**Activity:** Every line of the records below that holds the word "price" belongs in the answer.
------ The records ------
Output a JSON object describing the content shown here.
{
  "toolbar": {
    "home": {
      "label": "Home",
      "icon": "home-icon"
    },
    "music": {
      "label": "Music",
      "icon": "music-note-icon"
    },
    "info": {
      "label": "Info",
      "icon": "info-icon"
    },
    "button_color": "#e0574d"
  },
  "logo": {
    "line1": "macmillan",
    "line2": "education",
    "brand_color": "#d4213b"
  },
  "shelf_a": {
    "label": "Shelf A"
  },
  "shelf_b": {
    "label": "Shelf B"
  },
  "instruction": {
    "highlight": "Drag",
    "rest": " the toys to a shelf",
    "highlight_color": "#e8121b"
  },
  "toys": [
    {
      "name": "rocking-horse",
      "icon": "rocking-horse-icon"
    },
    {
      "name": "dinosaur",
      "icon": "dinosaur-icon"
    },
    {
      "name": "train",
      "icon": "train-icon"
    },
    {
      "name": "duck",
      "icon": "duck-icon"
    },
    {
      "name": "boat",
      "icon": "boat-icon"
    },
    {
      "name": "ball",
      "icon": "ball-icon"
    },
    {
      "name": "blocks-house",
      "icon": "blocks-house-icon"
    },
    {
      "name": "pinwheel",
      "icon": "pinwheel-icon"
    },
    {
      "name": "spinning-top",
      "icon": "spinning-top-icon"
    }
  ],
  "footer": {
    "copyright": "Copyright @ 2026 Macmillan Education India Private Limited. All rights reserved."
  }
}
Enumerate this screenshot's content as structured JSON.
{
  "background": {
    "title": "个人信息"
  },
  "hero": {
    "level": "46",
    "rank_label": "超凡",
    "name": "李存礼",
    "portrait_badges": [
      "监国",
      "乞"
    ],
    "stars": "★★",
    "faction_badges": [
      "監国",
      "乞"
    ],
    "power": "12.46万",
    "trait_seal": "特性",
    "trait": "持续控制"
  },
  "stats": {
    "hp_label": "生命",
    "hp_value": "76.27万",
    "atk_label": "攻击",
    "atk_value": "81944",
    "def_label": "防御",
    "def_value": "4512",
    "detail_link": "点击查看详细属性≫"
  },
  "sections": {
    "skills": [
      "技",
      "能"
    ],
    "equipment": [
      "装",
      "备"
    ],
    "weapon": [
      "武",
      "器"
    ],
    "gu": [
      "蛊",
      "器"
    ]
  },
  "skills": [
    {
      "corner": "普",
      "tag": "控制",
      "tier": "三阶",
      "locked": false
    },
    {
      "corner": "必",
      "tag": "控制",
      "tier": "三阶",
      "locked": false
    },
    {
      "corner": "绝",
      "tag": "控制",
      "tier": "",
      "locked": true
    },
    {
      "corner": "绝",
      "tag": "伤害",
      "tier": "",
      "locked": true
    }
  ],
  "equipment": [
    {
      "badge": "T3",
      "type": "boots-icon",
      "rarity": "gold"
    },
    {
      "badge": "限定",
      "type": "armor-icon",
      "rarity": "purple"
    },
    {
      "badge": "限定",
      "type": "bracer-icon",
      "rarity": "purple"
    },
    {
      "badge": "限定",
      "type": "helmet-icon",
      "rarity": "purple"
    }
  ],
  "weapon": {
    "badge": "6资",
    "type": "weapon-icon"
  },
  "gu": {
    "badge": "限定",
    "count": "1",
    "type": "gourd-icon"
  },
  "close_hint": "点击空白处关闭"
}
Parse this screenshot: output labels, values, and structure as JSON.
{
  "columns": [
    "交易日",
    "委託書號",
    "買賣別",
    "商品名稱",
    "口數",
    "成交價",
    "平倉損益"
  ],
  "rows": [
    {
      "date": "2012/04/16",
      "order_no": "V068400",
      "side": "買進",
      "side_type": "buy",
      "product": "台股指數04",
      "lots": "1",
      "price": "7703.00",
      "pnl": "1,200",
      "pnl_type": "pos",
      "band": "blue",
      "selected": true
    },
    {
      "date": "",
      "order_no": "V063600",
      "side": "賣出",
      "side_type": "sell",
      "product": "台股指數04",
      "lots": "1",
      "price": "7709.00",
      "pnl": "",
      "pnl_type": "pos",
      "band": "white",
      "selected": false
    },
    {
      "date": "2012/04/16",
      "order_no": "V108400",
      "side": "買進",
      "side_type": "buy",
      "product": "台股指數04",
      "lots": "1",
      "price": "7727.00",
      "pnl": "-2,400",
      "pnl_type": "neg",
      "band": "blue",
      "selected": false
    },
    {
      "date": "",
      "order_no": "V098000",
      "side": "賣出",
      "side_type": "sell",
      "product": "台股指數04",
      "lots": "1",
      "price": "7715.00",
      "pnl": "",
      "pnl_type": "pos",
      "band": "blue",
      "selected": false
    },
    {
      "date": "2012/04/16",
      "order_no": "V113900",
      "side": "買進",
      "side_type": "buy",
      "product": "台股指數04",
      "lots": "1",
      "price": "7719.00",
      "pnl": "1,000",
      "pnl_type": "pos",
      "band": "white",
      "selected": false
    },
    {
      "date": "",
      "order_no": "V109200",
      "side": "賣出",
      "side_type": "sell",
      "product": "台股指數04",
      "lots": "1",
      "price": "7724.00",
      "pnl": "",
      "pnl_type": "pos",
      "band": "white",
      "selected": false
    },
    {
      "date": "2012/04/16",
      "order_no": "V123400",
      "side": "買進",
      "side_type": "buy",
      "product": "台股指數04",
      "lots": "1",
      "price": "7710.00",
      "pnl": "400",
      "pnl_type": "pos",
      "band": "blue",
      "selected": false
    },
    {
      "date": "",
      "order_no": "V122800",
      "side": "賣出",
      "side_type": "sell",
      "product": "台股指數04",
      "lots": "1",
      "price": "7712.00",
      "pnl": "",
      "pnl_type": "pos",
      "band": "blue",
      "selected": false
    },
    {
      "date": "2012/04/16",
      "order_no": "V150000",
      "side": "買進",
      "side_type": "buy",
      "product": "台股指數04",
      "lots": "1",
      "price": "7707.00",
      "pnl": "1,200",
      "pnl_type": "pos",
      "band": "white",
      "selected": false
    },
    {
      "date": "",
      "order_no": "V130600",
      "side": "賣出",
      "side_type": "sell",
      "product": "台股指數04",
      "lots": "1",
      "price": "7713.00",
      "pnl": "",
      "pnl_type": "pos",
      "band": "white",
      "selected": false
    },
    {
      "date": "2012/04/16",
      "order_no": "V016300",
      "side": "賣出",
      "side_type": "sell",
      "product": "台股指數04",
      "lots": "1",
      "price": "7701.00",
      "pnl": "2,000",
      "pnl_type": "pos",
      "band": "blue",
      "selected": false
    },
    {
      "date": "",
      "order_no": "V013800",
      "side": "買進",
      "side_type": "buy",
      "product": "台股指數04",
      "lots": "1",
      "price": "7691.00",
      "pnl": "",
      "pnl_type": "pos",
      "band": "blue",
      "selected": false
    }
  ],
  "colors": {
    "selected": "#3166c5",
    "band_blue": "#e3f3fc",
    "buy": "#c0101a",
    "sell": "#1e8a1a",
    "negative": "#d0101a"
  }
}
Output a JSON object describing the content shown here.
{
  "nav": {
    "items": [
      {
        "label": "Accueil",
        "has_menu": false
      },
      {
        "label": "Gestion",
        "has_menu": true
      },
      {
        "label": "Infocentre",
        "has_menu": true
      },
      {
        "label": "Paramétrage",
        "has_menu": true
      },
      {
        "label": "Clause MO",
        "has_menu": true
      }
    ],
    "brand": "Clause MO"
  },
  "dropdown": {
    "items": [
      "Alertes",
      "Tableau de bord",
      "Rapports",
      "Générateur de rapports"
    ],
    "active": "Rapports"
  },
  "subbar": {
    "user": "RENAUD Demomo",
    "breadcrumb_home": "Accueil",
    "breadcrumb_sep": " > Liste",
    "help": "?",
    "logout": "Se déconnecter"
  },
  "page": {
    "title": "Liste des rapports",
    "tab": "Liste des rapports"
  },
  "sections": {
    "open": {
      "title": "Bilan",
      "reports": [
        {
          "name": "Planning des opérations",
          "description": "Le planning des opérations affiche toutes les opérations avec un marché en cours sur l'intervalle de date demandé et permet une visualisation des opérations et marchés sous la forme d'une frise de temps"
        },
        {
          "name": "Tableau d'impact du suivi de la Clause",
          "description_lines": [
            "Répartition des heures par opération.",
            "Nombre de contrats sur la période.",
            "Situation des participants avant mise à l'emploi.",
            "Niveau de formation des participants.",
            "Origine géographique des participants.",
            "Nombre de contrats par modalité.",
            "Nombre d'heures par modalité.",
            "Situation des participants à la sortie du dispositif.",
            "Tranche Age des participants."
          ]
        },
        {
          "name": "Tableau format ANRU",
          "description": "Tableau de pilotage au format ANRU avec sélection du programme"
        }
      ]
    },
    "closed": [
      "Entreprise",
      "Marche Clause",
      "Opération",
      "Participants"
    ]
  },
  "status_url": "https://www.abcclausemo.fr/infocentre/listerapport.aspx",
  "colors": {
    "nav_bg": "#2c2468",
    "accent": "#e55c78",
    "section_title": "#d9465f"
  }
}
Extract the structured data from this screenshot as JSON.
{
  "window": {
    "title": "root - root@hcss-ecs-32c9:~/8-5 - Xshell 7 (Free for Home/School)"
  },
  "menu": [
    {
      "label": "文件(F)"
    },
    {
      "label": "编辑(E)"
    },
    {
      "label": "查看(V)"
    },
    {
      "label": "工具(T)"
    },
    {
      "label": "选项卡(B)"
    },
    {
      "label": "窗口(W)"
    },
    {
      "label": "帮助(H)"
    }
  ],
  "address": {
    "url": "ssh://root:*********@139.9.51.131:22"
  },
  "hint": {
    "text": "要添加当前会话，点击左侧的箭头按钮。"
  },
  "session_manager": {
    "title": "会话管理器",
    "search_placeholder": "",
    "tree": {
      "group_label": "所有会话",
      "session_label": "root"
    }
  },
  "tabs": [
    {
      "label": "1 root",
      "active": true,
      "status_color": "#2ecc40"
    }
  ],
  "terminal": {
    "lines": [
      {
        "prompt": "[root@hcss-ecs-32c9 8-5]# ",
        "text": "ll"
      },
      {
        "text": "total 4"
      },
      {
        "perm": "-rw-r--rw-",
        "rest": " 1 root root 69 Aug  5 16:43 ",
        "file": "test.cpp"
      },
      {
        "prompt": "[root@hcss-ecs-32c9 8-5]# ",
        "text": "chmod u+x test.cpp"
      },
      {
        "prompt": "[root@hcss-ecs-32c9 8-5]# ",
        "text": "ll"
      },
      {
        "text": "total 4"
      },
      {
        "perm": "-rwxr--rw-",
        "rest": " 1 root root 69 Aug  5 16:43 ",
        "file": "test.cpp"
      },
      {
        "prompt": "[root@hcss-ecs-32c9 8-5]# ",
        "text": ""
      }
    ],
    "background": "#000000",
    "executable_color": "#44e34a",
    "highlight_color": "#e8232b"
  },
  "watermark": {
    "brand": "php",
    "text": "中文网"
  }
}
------
**Worked solution:**
      "price": "7703.00",
      "price": "7709.00",
      "price": "7727.00",
      "price": "7715.00",
      "price": "7719.00",
      "price": "7724.00",
      "price": "7710.00",
      "price": "7712.00",
      "price": "7707.00",
      "price": "7713.00",
      "price": "7701.00",
      "price": "7691.00",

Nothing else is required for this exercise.